IndigiShare research and insights

Impact of COVID on whānau and pakihi Māori

The COVID-19 pandemic had a profound impact on small Māori-owned businesses, creating both challenges and opportunities. Many of these businesses faced significant disruptions in their operations due to lockdowns, restrictions on gatherings, and reduced consumer spending.

When IndigiShare surveyed 1,000 Māori businesses, 76% of responders said they needed to pivot, 50% said they needed cash to survive and return to sustainability.

The loss of income and uncertainty about the future have been particularly difficult to navigate. However, amidst these challenges, we’ve also witnessed resilience and innovation within the Māori business community. Some businesses adapted by shifting their focus to e-commerce, exploring new markets, or diversifying their offerings.

“It [my business] has already been impacted. Cash flow has stopped but will resume at a smaller level as clients consider their options”

– Owner, Pakihi Māori

Māori unemployment remains disproportionately high

Throughout the pandemic, unemployment rates rose as job losses occurred across various sectors, disproportionately affecting vulnerable populations, including Māori. This economic hardship not only posed immediate challenges but also underscored the pre-existing disparities in employment and income. Māori unemployment rates were twice the rate of non-Māori before the pandemic, and the pandemic only exacerbated these disparities.
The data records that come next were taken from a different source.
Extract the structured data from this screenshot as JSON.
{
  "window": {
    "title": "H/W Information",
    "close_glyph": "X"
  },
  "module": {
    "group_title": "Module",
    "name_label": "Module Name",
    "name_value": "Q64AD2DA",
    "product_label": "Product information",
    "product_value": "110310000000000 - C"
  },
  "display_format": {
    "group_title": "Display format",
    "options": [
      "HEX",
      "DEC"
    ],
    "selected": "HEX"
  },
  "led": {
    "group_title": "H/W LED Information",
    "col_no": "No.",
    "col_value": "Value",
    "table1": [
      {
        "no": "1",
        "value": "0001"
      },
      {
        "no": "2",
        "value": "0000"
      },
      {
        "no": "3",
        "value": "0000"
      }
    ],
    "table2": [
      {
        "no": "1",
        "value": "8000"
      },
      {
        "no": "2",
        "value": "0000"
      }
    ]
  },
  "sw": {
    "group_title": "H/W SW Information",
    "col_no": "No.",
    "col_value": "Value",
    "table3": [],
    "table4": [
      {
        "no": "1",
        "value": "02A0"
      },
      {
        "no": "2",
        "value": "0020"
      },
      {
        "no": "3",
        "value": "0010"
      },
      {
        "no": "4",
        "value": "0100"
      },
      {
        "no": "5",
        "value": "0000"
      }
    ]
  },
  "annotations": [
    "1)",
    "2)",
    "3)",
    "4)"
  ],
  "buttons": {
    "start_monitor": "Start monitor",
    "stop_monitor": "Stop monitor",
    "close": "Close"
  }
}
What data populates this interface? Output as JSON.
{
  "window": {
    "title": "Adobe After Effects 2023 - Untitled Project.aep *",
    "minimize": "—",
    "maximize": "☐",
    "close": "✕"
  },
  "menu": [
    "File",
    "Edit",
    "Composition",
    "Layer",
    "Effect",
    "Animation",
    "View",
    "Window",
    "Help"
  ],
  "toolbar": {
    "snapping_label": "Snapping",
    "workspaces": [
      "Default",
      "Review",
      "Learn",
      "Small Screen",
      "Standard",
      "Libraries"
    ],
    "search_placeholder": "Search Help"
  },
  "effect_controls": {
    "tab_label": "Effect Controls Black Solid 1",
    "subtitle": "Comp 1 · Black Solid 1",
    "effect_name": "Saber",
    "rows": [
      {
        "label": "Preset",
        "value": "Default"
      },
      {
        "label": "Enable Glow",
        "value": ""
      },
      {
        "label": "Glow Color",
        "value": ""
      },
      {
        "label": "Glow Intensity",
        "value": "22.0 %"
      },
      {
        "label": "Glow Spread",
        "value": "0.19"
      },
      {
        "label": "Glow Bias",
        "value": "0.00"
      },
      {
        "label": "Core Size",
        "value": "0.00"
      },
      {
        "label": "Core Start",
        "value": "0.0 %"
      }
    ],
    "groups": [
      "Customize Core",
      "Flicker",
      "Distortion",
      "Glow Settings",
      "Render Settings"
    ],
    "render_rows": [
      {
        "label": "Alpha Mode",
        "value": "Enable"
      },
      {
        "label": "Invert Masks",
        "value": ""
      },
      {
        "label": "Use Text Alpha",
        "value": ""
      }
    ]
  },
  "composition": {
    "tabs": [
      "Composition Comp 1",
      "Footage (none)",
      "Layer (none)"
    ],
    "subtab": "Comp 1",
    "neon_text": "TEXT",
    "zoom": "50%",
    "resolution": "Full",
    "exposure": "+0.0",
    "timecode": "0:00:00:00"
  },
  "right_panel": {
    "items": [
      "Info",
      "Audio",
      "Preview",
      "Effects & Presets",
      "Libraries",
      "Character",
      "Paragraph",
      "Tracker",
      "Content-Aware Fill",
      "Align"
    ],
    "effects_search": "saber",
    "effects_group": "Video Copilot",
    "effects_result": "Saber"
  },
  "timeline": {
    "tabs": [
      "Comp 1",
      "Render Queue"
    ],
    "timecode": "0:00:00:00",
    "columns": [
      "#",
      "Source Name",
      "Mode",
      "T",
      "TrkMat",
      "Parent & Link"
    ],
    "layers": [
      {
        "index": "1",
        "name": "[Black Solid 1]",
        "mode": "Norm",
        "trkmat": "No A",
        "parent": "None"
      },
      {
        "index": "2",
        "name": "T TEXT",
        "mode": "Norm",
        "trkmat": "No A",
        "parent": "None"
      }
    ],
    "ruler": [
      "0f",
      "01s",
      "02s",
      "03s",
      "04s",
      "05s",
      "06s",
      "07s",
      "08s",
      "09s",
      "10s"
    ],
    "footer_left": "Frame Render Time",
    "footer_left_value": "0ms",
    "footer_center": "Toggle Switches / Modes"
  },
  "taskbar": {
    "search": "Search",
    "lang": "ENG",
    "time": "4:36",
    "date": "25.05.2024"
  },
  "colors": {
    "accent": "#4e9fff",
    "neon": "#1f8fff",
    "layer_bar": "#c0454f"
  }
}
“As an owner, my team and I volunteered delivering food to whānau as I have all the logistics.. trucks, chillers, trailers etc. With no income, we thought we would help those even worse off. This has impacted me financially but now with business coming my way it will allow me to get my staff back to work”

– Owner, Pakihi Māori

Raising capital is a key issue

Businesses in general are finding it hard to access to capital to survive, and Māori businesses are likely to find it just as hard, if not harder.

To address these challenges, there is a growing recognition of the need for targeted initiatives and support programs that cater to Māori entrepreneurs. This would provide increased access to capital, mentorship, business education, and networking opportunities specifically designed to meet the unique needs of Māori-owned businesses.

Ultimately, addressing the difficulties Māori small business owners face in raising capital is not only an economic imperative but also a step toward greater equity and inclusion in the business world.

“As a man that has worked consistently since my teens, unemployment would be very hard to accept, however going out in the job market, in my late 50s is a sobering thought.”

– Owner, Pakihi Māori

Key findings

The problem

We have surveyed two groups; Pakihi Māori (Māori Businesses) and Kaihaukai (Contributors), and from this, we received 250 responses across two target groups:

  • Māori SME owners and/or recently unemployed keen to start a business
  • People keen to help these businesses access capital to survive and thrive

The solution

IndigiShare aims to support whānau, through helping new and existing Māori SMEs access small loans through a cooperative whānau to whānau structure.

The opportunity

If 1/100 people contributed at the level our research suggests they will, we can raise $12.6M to lend. 30% of Māori businesses needing access to cash to get back on their feet are looking for $1,000-10,000, we can raise these funds to lend to them.